Assignment
Without the pictures, return each record as it appears.
*** Information provided ***
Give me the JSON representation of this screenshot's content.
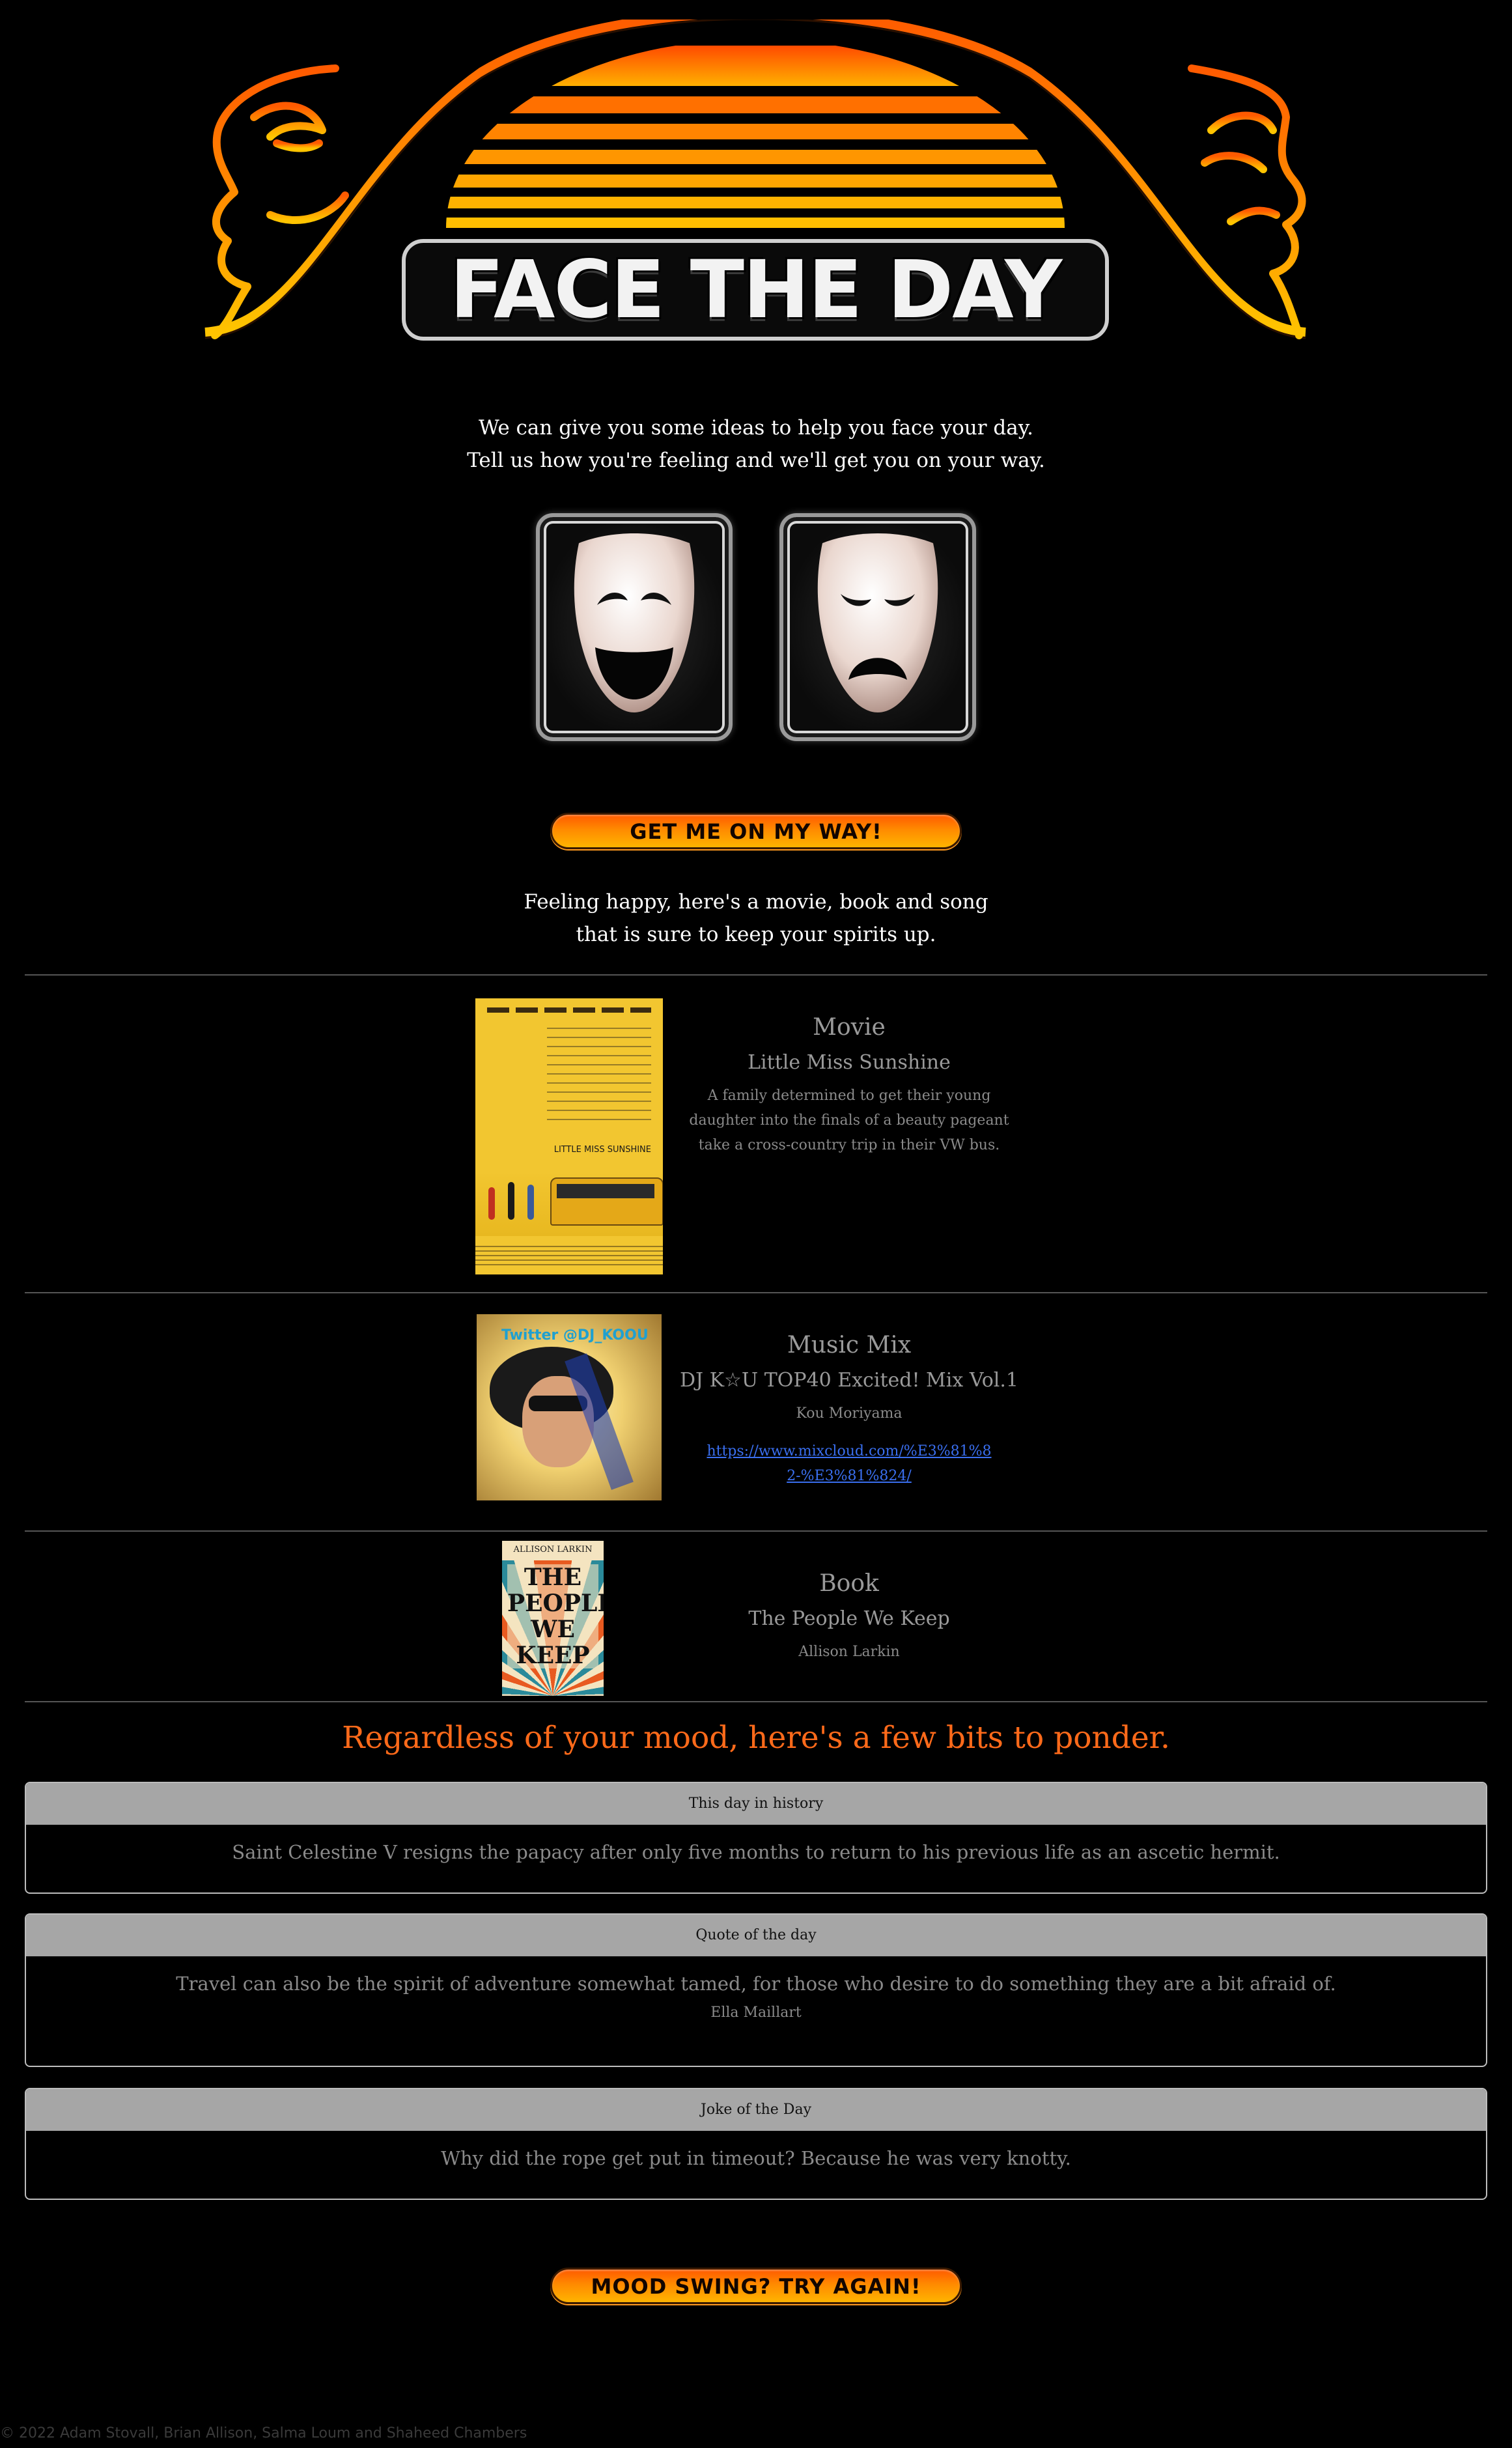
{
  "header": {
    "logo_title": "FACE THE DAY"
  },
  "intro": {
    "line1": "We can give you some ideas to help you face your day.",
    "line2": "Tell us how you're feeling and we'll get you on your way."
  },
  "moods": {
    "happy_icon": "comedy-mask-icon",
    "sad_icon": "tragedy-mask-icon"
  },
  "actions": {
    "get_label": "GET ME ON MY WAY!",
    "retry_label": "MOOD SWING?  TRY AGAIN!"
  },
  "result_intro": {
    "line1": "Feeling happy, here's a movie, book and song",
    "line2": "that is sure to keep your spirits up."
  },
  "movie": {
    "heading": "Movie",
    "title": "Little Miss Sunshine",
    "description": "A family determined to get their young daughter into the finals of a beauty pageant take a cross-country trip in their VW bus.",
    "poster_title": "LITTLE MISS SUNSHINE"
  },
  "music": {
    "heading": "Music Mix",
    "title": "DJ K☆U TOP40 Excited! Mix Vol.1",
    "artist": "Kou Moriyama",
    "link": "https://www.mixcloud.com/%E3%81%82-%E3%81%824/",
    "cover_text": "Twitter @DJ_KOOU"
  },
  "book": {
    "heading": "Book",
    "title": "The People We Keep",
    "author": "Allison Larkin",
    "cover_author": "ALLISON LARKIN",
    "cover_title": "THE PEOPLE WE KEEP"
  },
  "ponder": {
    "title": "Regardless of your mood, here's a few bits to ponder.",
    "history_head": "This day in history",
    "history_text": "Saint Celestine V resigns the papacy after only five months to return to his previous life as an ascetic hermit.",
    "quote_head": "Quote of the day",
    "quote_text": "Travel can also be the spirit of adventure somewhat tamed, for those who desire to do something they are a bit afraid of.",
    "quote_author": "Ella Maillart",
    "joke_head": "Joke of the Day",
    "joke_text": "Why did the rope get put in timeout? Because he was very knotty."
  },
  "footer": {
    "text": "© 2022 Adam Stovall, Brian Allison, Salma Loum and Shaheed Chambers"
  },
  "colors": {
    "accent": "#ff6a1a",
    "link": "#3a6ff0",
    "card_header": "#a6a6a6"
  }
}
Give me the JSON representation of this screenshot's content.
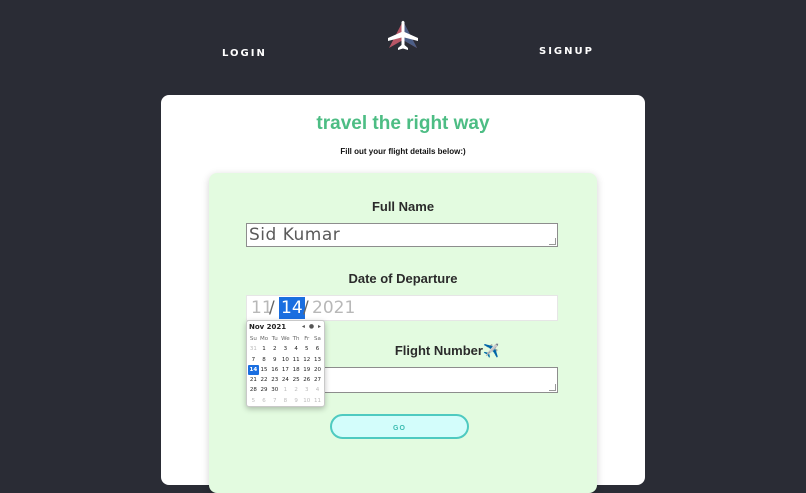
{
  "nav": {
    "login": "LOGIN",
    "signup": "SIGNUP"
  },
  "logo": {
    "icon": "airplane-icon"
  },
  "card": {
    "title": "travel the right way",
    "subtitle": "Fill out your flight details below:)"
  },
  "form": {
    "full_name": {
      "label": "Full Name",
      "value": "Sid Kumar"
    },
    "date_of_departure": {
      "label": "Date of Departure",
      "month": "11",
      "day": "14",
      "year": "2021",
      "separator": "/"
    },
    "flight_number": {
      "label": "Flight Number✈️",
      "value": ""
    },
    "go_label": "GO"
  },
  "calendar": {
    "month_label": "Nov 2021",
    "nav": "◂ ● ▸",
    "weekdays": [
      "Su",
      "Mo",
      "Tu",
      "We",
      "Th",
      "Fr",
      "Sa"
    ],
    "weeks": [
      [
        "31",
        "1",
        "2",
        "3",
        "4",
        "5",
        "6"
      ],
      [
        "7",
        "8",
        "9",
        "10",
        "11",
        "12",
        "13"
      ],
      [
        "14",
        "15",
        "16",
        "17",
        "18",
        "19",
        "20"
      ],
      [
        "21",
        "22",
        "23",
        "24",
        "25",
        "26",
        "27"
      ],
      [
        "28",
        "29",
        "30",
        "1",
        "2",
        "3",
        "4"
      ],
      [
        "5",
        "6",
        "7",
        "8",
        "9",
        "10",
        "11"
      ]
    ],
    "selected": "14"
  },
  "colors": {
    "background": "#2a2c35",
    "accent": "#4dbd84",
    "panel": "#e3fbe0",
    "button_border": "#4ecac0"
  }
}
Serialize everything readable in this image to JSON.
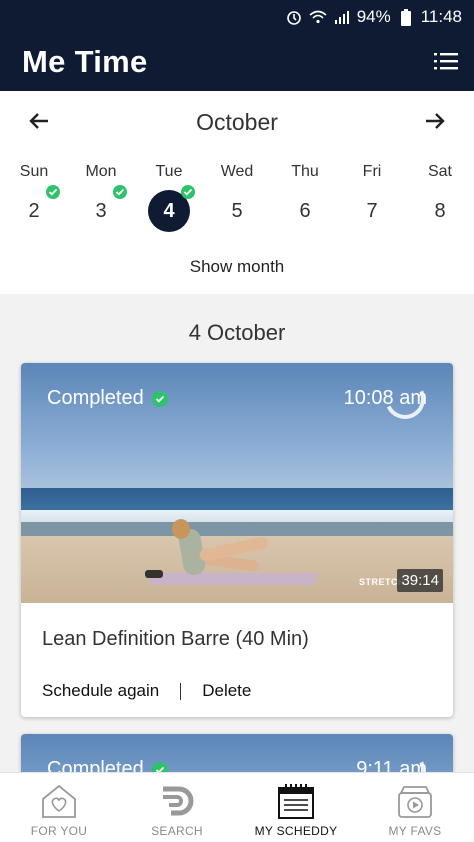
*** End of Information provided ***
Output below
Give me the JSON representation of this screenshot's content.
{
  "header": {
    "logo_title": "FACE THE DAY"
  },
  "intro": {
    "line1": "We can give you some ideas to help you face your day.",
    "line2": "Tell us how you're feeling and we'll get you on your way."
  },
  "moods": {
    "happy_icon": "comedy-mask-icon",
    "sad_icon": "tragedy-mask-icon"
  },
  "actions": {
    "get_label": "GET ME ON MY WAY!",
    "retry_label": "MOOD SWING?  TRY AGAIN!"
  },
  "result_intro": {
    "line1": "Feeling happy, here's a movie, book and song",
    "line2": "that is sure to keep your spirits up."
  },
  "movie": {
    "heading": "Movie",
    "title": "Little Miss Sunshine",
    "description": "A family determined to get their young daughter into the finals of a beauty pageant take a cross-country trip in their VW bus.",
    "poster_title": "LITTLE MISS SUNSHINE"
  },
  "music": {
    "heading": "Music Mix",
    "title": "DJ K☆U TOP40 Excited! Mix Vol.1",
    "artist": "Kou Moriyama",
    "link": "https://www.mixcloud.com/%E3%81%82-%E3%81%824/",
    "cover_text": "Twitter @DJ_KOOU"
  },
  "book": {
    "heading": "Book",
    "title": "The People We Keep",
    "author": "Allison Larkin",
    "cover_author": "ALLISON LARKIN",
    "cover_title": "THE PEOPLE WE KEEP"
  },
  "ponder": {
    "title": "Regardless of your mood, here's a few bits to ponder.",
    "history_head": "This day in history",
    "history_text": "Saint Celestine V resigns the papacy after only five months to return to his previous life as an ascetic hermit.",
    "quote_head": "Quote of the day",
    "quote_text": "Travel can also be the spirit of adventure somewhat tamed, for those who desire to do something they are a bit afraid of.",
    "quote_author": "Ella Maillart",
    "joke_head": "Joke of the Day",
    "joke_text": "Why did the rope get put in timeout? Because he was very knotty."
  },
  "footer": {
    "text": "© 2022 Adam Stovall, Brian Allison, Salma Loum and Shaheed Chambers"
  },
  "colors": {
    "accent": "#ff6a1a",
    "link": "#3a6ff0",
    "card_header": "#a6a6a6"
  }
}
Give me the JSON representation of this screenshot's content.
{
  "nav": {
    "login": "LOGIN",
    "signup": "SIGNUP"
  },
  "logo": {
    "icon": "airplane-icon"
  },
  "card": {
    "title": "travel the right way",
    "subtitle": "Fill out your flight details below:)"
  },
  "form": {
    "full_name": {
      "label": "Full Name",
      "value": "Sid Kumar"
    },
    "date_of_departure": {
      "label": "Date of Departure",
      "month": "11",
      "day": "14",
      "year": "2021",
      "separator": "/"
    },
    "flight_number": {
      "label": "Flight Number✈️",
      "value": ""
    },
    "go_label": "GO"
  },
  "calendar": {
    "month_label": "Nov 2021",
    "nav": "◂ ● ▸",
    "weekdays": [
      "Su",
      "Mo",
      "Tu",
      "We",
      "Th",
      "Fr",
      "Sa"
    ],
    "weeks": [
      [
        "31",
        "1",
        "2",
        "3",
        "4",
        "5",
        "6"
      ],
      [
        "7",
        "8",
        "9",
        "10",
        "11",
        "12",
        "13"
      ],
      [
        "14",
        "15",
        "16",
        "17",
        "18",
        "19",
        "20"
      ],
      [
        "21",
        "22",
        "23",
        "24",
        "25",
        "26",
        "27"
      ],
      [
        "28",
        "29",
        "30",
        "1",
        "2",
        "3",
        "4"
      ],
      [
        "5",
        "6",
        "7",
        "8",
        "9",
        "10",
        "11"
      ]
    ],
    "selected": "14"
  },
  "colors": {
    "background": "#2a2c35",
    "accent": "#4dbd84",
    "panel": "#e3fbe0",
    "button_border": "#4ecac0"
  }
}
Serialize everything readable in this image to JSON.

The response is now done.